Tuesday, July 25, 2006

This Is Not Okay

It all started when Seven billed itself as "SE7EN." We can give Seven a pass because it's a good movie and the numeral 7 does actually look a little like a V when placed among a bunch of capital letters. Clever. Great.

Murder by Numb3rs was annoying but at least held to the "numeral that looks like a letter" idea.

It got worse when you start seeing Five written as 5ive, which makes no damn sense since 5 doesn't remotely look like an F, and looks like it should be pronounced Sive or maybe even "fiveive." Just because it's the same number you're writing out doesn't mean you get a pass. I forget who did this, but someone did.

Recently we had the movie Lucky Number Slevin, which sometimes was written as "Lucky Number S7evin." Bad enough that they're cheating on the title pun with the ridiculous name "Slevin," which seems to be reverse-engineered from the title rather than a clever play on an existing name. But to insert the number 7 into it on top of that when the word isn't even really "seven"?

It gets worse:


The original posters had "S7evin." The banner ad from Deep Discount DVD has "Slev7n." The DVD itself gives up on the numeral substitution and instead swaps out "Number" for "#." No. Sorry. You've run out of chances to change the name of your movie. You can't even decide what letter you want to replace with 7, and now you're throwing out whole words?

I'm surprised they never tried "Sle7in," but I guess that would have made the connection to "Se7en" too obvious. Maybe they should have called it Lucky # S7e77n. Or maybe [four-leaf clover] # 777777. Why not? Numbers and symbols are just as good as letters. People will figure out what it means. Posted by Picasa

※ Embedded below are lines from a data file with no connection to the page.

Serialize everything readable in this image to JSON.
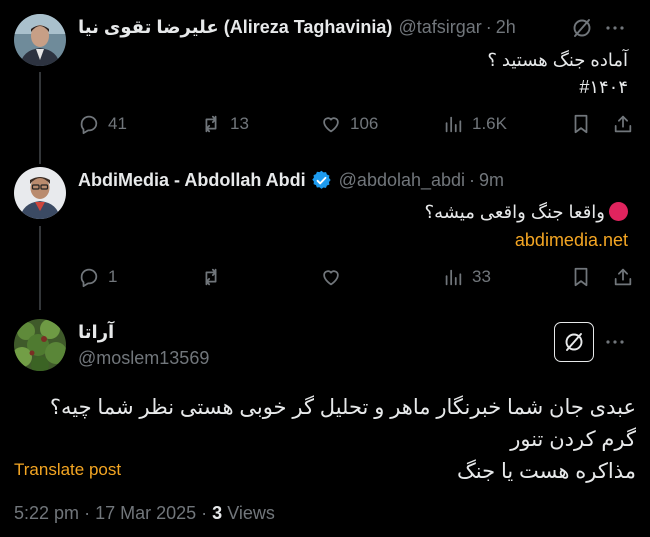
{
  "tweets": [
    {
      "name_fa": "علیرضا تقوی نیا",
      "name_en": "(Alireza Taghavinia)",
      "handle": "@tafsirgar",
      "time": "2h",
      "text_line1": "آماده جنگ هستید ؟",
      "text_line2": "#۱۴۰۴",
      "replies": "41",
      "reposts": "13",
      "likes": "106",
      "views": "1.6K"
    },
    {
      "name": "AbdiMedia - Abdollah Abdi",
      "handle": "@abdolah_abdi",
      "time": "9m",
      "text_line1": "واقعا جنگ واقعی میشه؟",
      "link": "abdimedia.net",
      "replies": "1",
      "reposts": "",
      "likes": "",
      "views": "33"
    }
  ],
  "main_tweet": {
    "name": "آراتا",
    "handle": "@moslem13569",
    "text_line1": "عبدی جان شما خبرنگار ماهر و تحلیل گر خوبی هستی نظر شما چیه؟ گرم کردن تنور",
    "text_line2": "مذاکره هست یا جنگ",
    "translate": "Translate post",
    "time": "5:22 pm",
    "date": "17 Mar 2025",
    "views_count": "3",
    "views_label": "Views"
  },
  "colors": {
    "background": "#000000",
    "text": "#e7e9ea",
    "muted": "#71767b",
    "link": "#f4a623",
    "verified": "#1d9bf0",
    "red_dot": "#e0245e"
  }
}
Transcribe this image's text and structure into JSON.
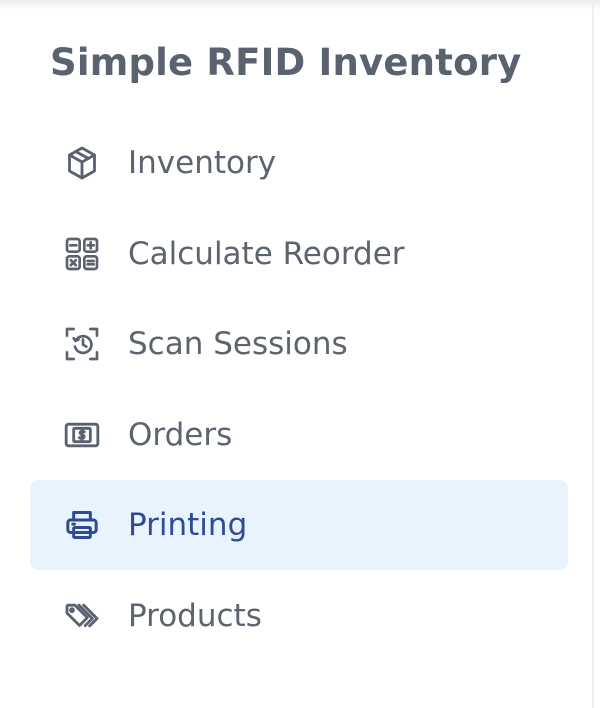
{
  "sidebar": {
    "title": "Simple RFID Inventory",
    "active_index": 4,
    "colors": {
      "text": "#5d6470",
      "title": "#5a6270",
      "active_text": "#304b96",
      "active_bg": "#e8f3fe"
    },
    "items": [
      {
        "label": "Inventory",
        "icon": "cube-icon"
      },
      {
        "label": "Calculate Reorder",
        "icon": "calculator-icon"
      },
      {
        "label": "Scan Sessions",
        "icon": "scan-history-icon"
      },
      {
        "label": "Orders",
        "icon": "dollar-bill-icon"
      },
      {
        "label": "Printing",
        "icon": "printer-icon"
      },
      {
        "label": "Products",
        "icon": "tags-icon"
      }
    ]
  }
}
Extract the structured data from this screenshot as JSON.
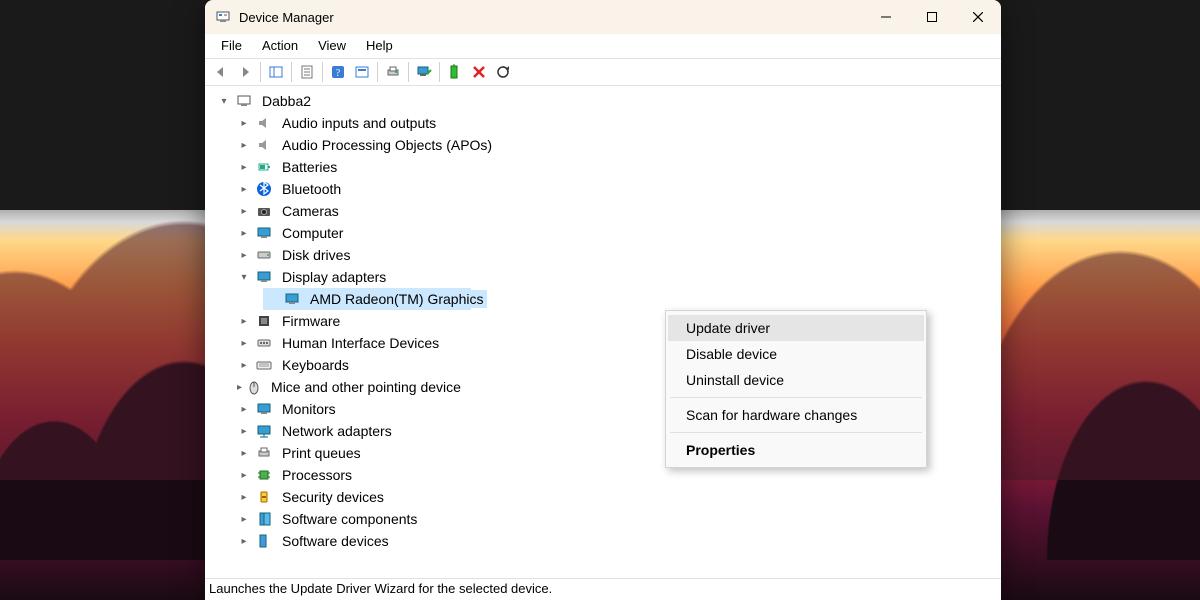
{
  "window": {
    "title": "Device Manager"
  },
  "menubar": [
    "File",
    "Action",
    "View",
    "Help"
  ],
  "toolbar_icons": [
    "back-icon",
    "forward-icon",
    "show-hide-console-icon",
    "properties-icon",
    "help-icon",
    "action-icon",
    "print-icon",
    "monitor-icon",
    "enable-icon",
    "disable-icon",
    "scan-icon"
  ],
  "tree": {
    "root": "Dabba2",
    "categories": [
      {
        "label": "Audio inputs and outputs",
        "icon": "speaker-icon"
      },
      {
        "label": "Audio Processing Objects (APOs)",
        "icon": "speaker-icon"
      },
      {
        "label": "Batteries",
        "icon": "battery-icon"
      },
      {
        "label": "Bluetooth",
        "icon": "bluetooth-icon"
      },
      {
        "label": "Cameras",
        "icon": "camera-icon"
      },
      {
        "label": "Computer",
        "icon": "computer-icon"
      },
      {
        "label": "Disk drives",
        "icon": "disk-icon"
      },
      {
        "label": "Display adapters",
        "icon": "monitor-icon",
        "expanded": true,
        "children": [
          {
            "label": "AMD Radeon(TM) Graphics",
            "icon": "monitor-icon",
            "selected": true
          }
        ]
      },
      {
        "label": "Firmware",
        "icon": "firmware-icon"
      },
      {
        "label": "Human Interface Devices",
        "icon": "hid-icon"
      },
      {
        "label": "Keyboards",
        "icon": "keyboard-icon"
      },
      {
        "label": "Mice and other pointing devices",
        "icon": "mouse-icon",
        "truncated": true
      },
      {
        "label": "Monitors",
        "icon": "monitor-icon"
      },
      {
        "label": "Network adapters",
        "icon": "network-icon"
      },
      {
        "label": "Print queues",
        "icon": "printer-icon"
      },
      {
        "label": "Processors",
        "icon": "cpu-icon"
      },
      {
        "label": "Security devices",
        "icon": "security-icon"
      },
      {
        "label": "Software components",
        "icon": "software-icon"
      },
      {
        "label": "Software devices",
        "icon": "software-icon"
      }
    ]
  },
  "context_menu": {
    "items": [
      {
        "label": "Update driver",
        "highlight": true
      },
      {
        "label": "Disable device"
      },
      {
        "label": "Uninstall device"
      },
      {
        "separator": true
      },
      {
        "label": "Scan for hardware changes"
      },
      {
        "separator": true
      },
      {
        "label": "Properties",
        "bold": true
      }
    ]
  },
  "statusbar": "Launches the Update Driver Wizard for the selected device."
}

C said...

I just saw the commercial for the nin9 (with a backwards 9). I thought it might just be the heat, but it's going to be a new ABC show.

lyan! said...

This is all what happens when corporate movie-makers over hear their children talking 1337. (leet)